Government have already decided that "green" tech is a place for us to be future winners, and they've stuffed that with subsidies, but have a look at who makes the stuff, and where they make it. Again, we're not in the running.
Something's wrong, badly wrong, but expecting government to sort it out by choosing winners and investing in them is madness.
Re: It's a start
There are sectors we're good at (and I don't just mean being the world capital of dodgy finance). Did government back ARM, Imagination, CSR, etc? Or did those companies rise on their own merits?
In terms of space, ESA may have its issues with bureaucracy (who doesn't?) but it does good work. It is one of woefully few institutions to employ scientists on decent pay, which'll be good for someone and might even help nudge one or two bright youngsters to go into science in preference to law or finance. When I worked at ESA (in a contract role, not an employee) in the 1990s, it was common knowledge that the number of Good Jobs going to Brits would be vanishingly small, and we'd be the dogsbodies.
Maybe it would be a good idea if the government gave a fair proportion to the Skylon space plane project first.
For the British Space Industry to be mythical it would have not not exist, it does and is alive and well, just not high profile. We build Satellites, components and payloads.
reap what you sow
I worked on the software for Ariane 4 in Surrey back in the late 80's. I'd left by the time Ariane 5 was announced but the contract for the flight software couldn't go to a UK company as we weren't contributing enough as Maggie didn't think it was worthwhile.
So while I generally hate the Conservatives (and their pet poodle) this gets my support even if it is an order of magnitude too small.
far too small
Of the EU countries which invest in space, Britain's chunk is the smallest, by a margin far larger than this increase. As a result the UK has been suffering a brain drain for years.
Things like SSTL don't count. That's a commercial venture - but paradoxically if the UK doesn't increase its investments, SSTL gets to lose out due to the EU rules about spending money in proportion to where it's paid in.
Astrium and EADS
I suggest you look at those 'mythical' companies.
Then explain your agenda.
Oh, and then look at the 'mythical' satellites I have seen in places like Portsmouth.

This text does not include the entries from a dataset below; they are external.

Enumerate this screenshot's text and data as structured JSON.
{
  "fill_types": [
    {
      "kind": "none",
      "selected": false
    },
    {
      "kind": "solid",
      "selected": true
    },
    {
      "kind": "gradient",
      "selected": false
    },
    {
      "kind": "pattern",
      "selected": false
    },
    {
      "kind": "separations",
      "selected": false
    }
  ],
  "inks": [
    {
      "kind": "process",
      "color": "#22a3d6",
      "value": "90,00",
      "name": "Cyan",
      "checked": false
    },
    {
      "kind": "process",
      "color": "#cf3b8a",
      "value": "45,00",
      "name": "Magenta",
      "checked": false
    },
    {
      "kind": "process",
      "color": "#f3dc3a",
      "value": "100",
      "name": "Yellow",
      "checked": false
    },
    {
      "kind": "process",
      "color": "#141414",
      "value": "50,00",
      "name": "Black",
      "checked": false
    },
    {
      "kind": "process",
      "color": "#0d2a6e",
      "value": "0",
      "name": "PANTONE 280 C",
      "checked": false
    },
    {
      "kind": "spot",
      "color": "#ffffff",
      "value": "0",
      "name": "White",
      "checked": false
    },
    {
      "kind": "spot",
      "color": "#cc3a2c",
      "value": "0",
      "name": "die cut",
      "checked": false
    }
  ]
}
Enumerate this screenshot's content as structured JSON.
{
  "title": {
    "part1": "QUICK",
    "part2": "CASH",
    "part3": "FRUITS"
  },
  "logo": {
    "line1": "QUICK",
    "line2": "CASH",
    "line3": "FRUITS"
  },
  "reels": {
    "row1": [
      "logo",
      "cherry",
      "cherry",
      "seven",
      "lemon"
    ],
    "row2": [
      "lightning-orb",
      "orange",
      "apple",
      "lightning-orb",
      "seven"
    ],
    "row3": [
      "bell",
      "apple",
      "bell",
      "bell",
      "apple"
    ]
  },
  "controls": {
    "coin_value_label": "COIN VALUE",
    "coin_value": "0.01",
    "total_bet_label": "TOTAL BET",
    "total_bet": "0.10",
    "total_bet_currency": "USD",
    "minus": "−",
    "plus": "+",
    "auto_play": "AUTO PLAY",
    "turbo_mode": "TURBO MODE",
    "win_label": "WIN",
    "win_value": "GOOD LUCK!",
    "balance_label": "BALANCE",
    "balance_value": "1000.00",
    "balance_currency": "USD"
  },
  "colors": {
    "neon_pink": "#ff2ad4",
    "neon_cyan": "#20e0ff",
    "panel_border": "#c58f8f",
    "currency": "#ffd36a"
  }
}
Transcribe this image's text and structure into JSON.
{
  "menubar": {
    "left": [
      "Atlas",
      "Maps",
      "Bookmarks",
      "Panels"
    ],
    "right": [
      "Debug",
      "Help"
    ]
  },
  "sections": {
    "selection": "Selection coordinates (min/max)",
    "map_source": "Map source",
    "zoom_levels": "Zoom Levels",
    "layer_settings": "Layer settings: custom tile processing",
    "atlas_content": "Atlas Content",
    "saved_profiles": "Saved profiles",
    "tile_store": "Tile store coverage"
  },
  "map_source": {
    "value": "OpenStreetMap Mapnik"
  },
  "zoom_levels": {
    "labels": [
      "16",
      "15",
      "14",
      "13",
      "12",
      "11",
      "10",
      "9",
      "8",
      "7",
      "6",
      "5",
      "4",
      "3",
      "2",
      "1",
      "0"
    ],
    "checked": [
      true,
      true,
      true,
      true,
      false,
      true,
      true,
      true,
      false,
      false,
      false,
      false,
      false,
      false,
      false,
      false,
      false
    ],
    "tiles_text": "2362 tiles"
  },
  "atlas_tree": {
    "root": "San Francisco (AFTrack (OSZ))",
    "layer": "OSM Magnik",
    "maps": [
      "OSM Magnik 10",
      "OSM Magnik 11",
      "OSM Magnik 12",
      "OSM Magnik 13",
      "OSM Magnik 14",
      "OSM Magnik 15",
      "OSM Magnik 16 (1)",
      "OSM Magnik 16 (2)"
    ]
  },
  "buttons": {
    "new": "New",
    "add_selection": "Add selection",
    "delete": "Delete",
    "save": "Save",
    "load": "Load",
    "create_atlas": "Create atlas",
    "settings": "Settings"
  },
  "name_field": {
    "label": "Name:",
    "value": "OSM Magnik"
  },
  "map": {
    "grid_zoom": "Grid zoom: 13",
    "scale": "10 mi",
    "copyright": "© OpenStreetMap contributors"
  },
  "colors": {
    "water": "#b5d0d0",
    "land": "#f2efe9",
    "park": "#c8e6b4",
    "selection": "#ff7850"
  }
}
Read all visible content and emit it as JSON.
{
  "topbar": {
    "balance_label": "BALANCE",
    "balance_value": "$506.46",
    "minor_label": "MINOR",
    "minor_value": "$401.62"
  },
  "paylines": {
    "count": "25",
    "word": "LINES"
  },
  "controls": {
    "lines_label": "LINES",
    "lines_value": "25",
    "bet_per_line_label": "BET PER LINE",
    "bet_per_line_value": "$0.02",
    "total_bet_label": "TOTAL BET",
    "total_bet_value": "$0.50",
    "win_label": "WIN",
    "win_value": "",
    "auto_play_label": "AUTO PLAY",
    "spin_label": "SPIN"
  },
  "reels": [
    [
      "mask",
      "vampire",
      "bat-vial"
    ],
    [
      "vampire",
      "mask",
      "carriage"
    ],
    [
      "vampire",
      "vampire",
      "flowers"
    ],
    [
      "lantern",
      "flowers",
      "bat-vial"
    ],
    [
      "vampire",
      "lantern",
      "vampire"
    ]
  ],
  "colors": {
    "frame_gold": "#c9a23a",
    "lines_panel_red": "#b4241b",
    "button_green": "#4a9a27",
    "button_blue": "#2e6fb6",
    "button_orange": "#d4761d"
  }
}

Clearly this 60-70M£ would be better spent funding playmobil space projects which have been proved to be by far the most cost-effective form of space research. We all remember the massive success of PARIS, duplicated now several times by lesser beings. And LOHAN.
More funding for Playmobil research.